*** Opening of TASK DATA ***

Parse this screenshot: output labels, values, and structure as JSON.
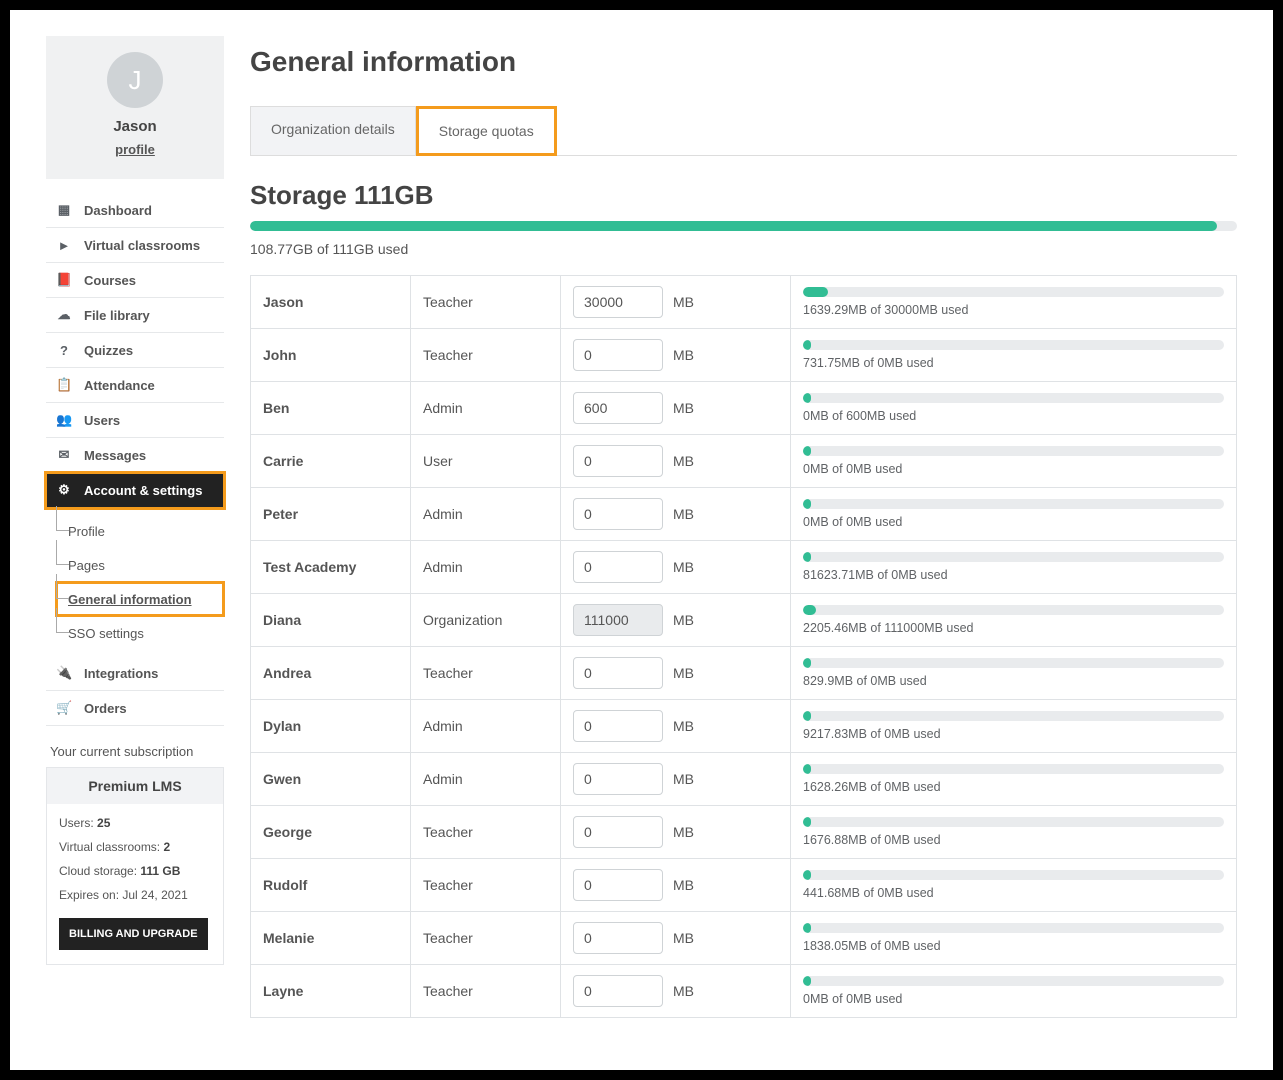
{
  "profile": {
    "initial": "J",
    "name": "Jason",
    "link_label": "profile"
  },
  "sidebar": {
    "items": [
      {
        "label": "Dashboard",
        "icon": "▦"
      },
      {
        "label": "Virtual classrooms",
        "icon": "►"
      },
      {
        "label": "Courses",
        "icon": "📕"
      },
      {
        "label": "File library",
        "icon": "☁"
      },
      {
        "label": "Quizzes",
        "icon": "?"
      },
      {
        "label": "Attendance",
        "icon": "📋"
      },
      {
        "label": "Users",
        "icon": "👥"
      },
      {
        "label": "Messages",
        "icon": "✉"
      },
      {
        "label": "Account & settings",
        "icon": "⚙"
      },
      {
        "label": "Integrations",
        "icon": "🔌"
      },
      {
        "label": "Orders",
        "icon": "🛒"
      }
    ],
    "sub": [
      {
        "label": "Profile"
      },
      {
        "label": "Pages"
      },
      {
        "label": "General information"
      },
      {
        "label": "SSO settings"
      }
    ]
  },
  "subscription": {
    "heading": "Your current subscription",
    "plan": "Premium LMS",
    "users_label": "Users:",
    "users_value": "25",
    "classrooms_label": "Virtual classrooms:",
    "classrooms_value": "2",
    "storage_label": "Cloud storage:",
    "storage_value": "111 GB",
    "expires_label": "Expires on:",
    "expires_value": "Jul 24, 2021",
    "button": "BILLING AND UPGRADE"
  },
  "main": {
    "title": "General information",
    "tabs": {
      "org": "Organization details",
      "quotas": "Storage quotas"
    },
    "storage_title": "Storage 111GB",
    "storage_used_line": "108.77GB of 111GB used",
    "storage_fill_pct": 98,
    "mb_unit": "MB",
    "rows": [
      {
        "name": "Jason",
        "role": "Teacher",
        "quota": "30000",
        "readonly": false,
        "usage": "1639.29MB of 30000MB used",
        "fill": 6
      },
      {
        "name": "John",
        "role": "Teacher",
        "quota": "0",
        "readonly": false,
        "usage": "731.75MB of 0MB used",
        "fill": 2
      },
      {
        "name": "Ben",
        "role": "Admin",
        "quota": "600",
        "readonly": false,
        "usage": "0MB of 600MB used",
        "fill": 2
      },
      {
        "name": "Carrie",
        "role": "User",
        "quota": "0",
        "readonly": false,
        "usage": "0MB of 0MB used",
        "fill": 2
      },
      {
        "name": "Peter",
        "role": "Admin",
        "quota": "0",
        "readonly": false,
        "usage": "0MB of 0MB used",
        "fill": 2
      },
      {
        "name": "Test Academy",
        "role": "Admin",
        "quota": "0",
        "readonly": false,
        "usage": "81623.71MB of 0MB used",
        "fill": 2
      },
      {
        "name": "Diana",
        "role": "Organization",
        "quota": "111000",
        "readonly": true,
        "usage": "2205.46MB of 111000MB used",
        "fill": 3
      },
      {
        "name": "Andrea",
        "role": "Teacher",
        "quota": "0",
        "readonly": false,
        "usage": "829.9MB of 0MB used",
        "fill": 2
      },
      {
        "name": "Dylan",
        "role": "Admin",
        "quota": "0",
        "readonly": false,
        "usage": "9217.83MB of 0MB used",
        "fill": 2
      },
      {
        "name": "Gwen",
        "role": "Admin",
        "quota": "0",
        "readonly": false,
        "usage": "1628.26MB of 0MB used",
        "fill": 2
      },
      {
        "name": "George",
        "role": "Teacher",
        "quota": "0",
        "readonly": false,
        "usage": "1676.88MB of 0MB used",
        "fill": 2
      },
      {
        "name": "Rudolf",
        "role": "Teacher",
        "quota": "0",
        "readonly": false,
        "usage": "441.68MB of 0MB used",
        "fill": 2
      },
      {
        "name": "Melanie",
        "role": "Teacher",
        "quota": "0",
        "readonly": false,
        "usage": "1838.05MB of 0MB used",
        "fill": 2
      },
      {
        "name": "Layne",
        "role": "Teacher",
        "quota": "0",
        "readonly": false,
        "usage": "0MB of 0MB used",
        "fill": 2
      }
    ]
  }
}
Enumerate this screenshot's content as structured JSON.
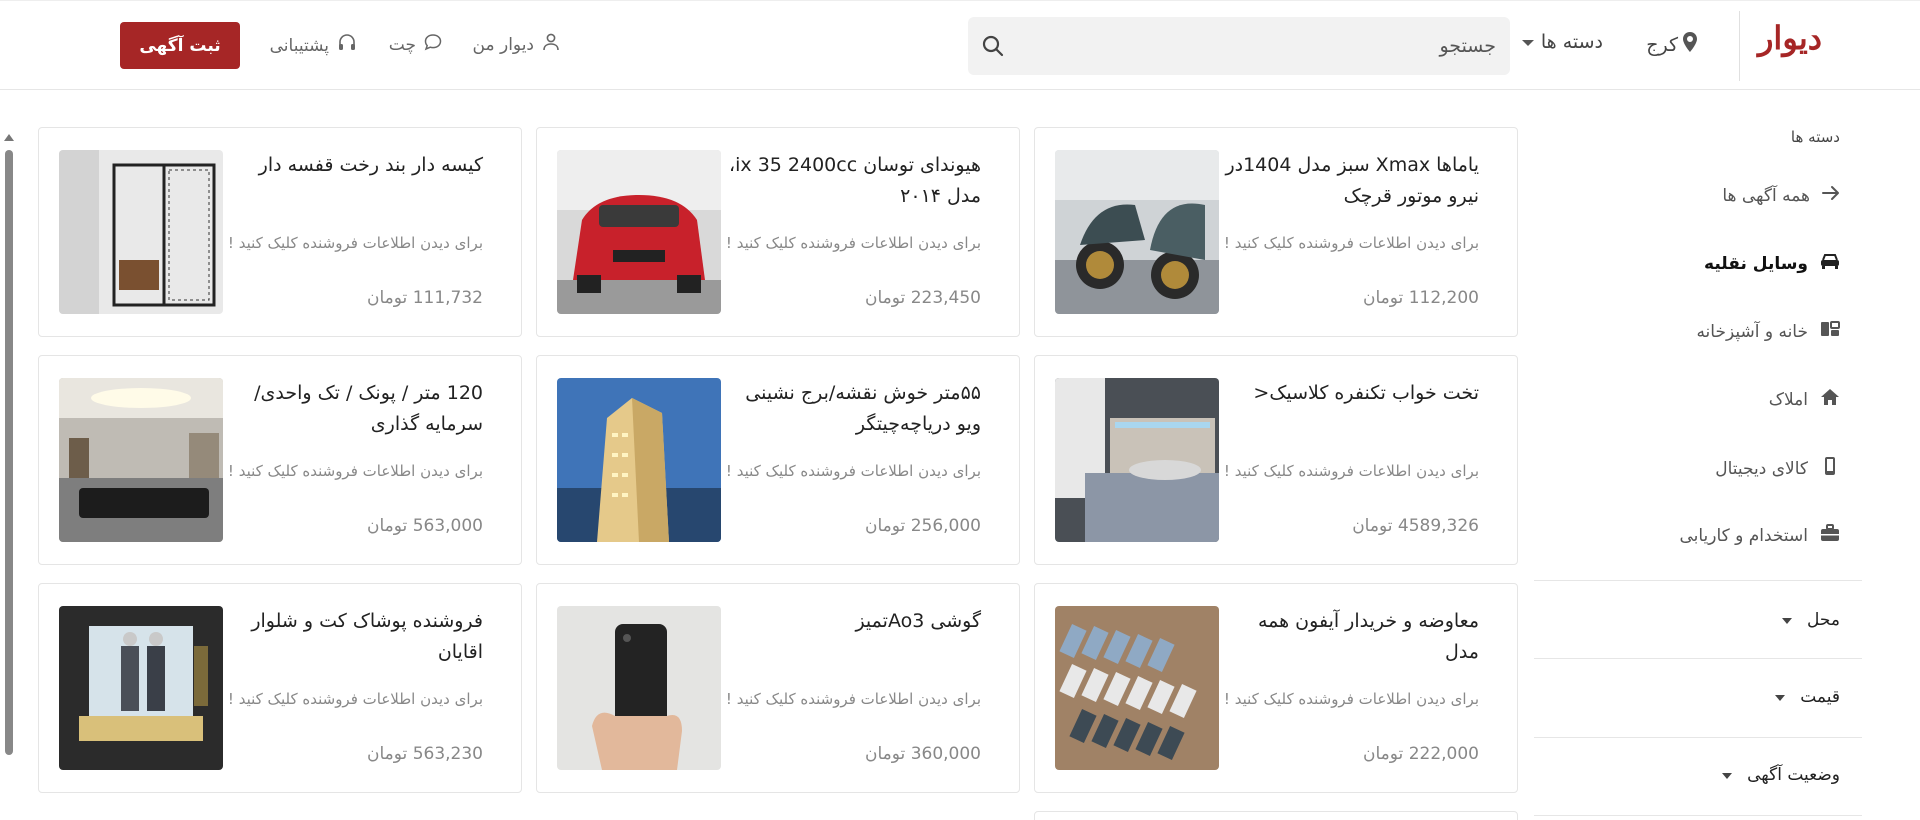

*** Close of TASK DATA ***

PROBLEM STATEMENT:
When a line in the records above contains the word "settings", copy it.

PROBLEM SOLUTION:
        "label": "Account & settings",
        "label": "SSO settings"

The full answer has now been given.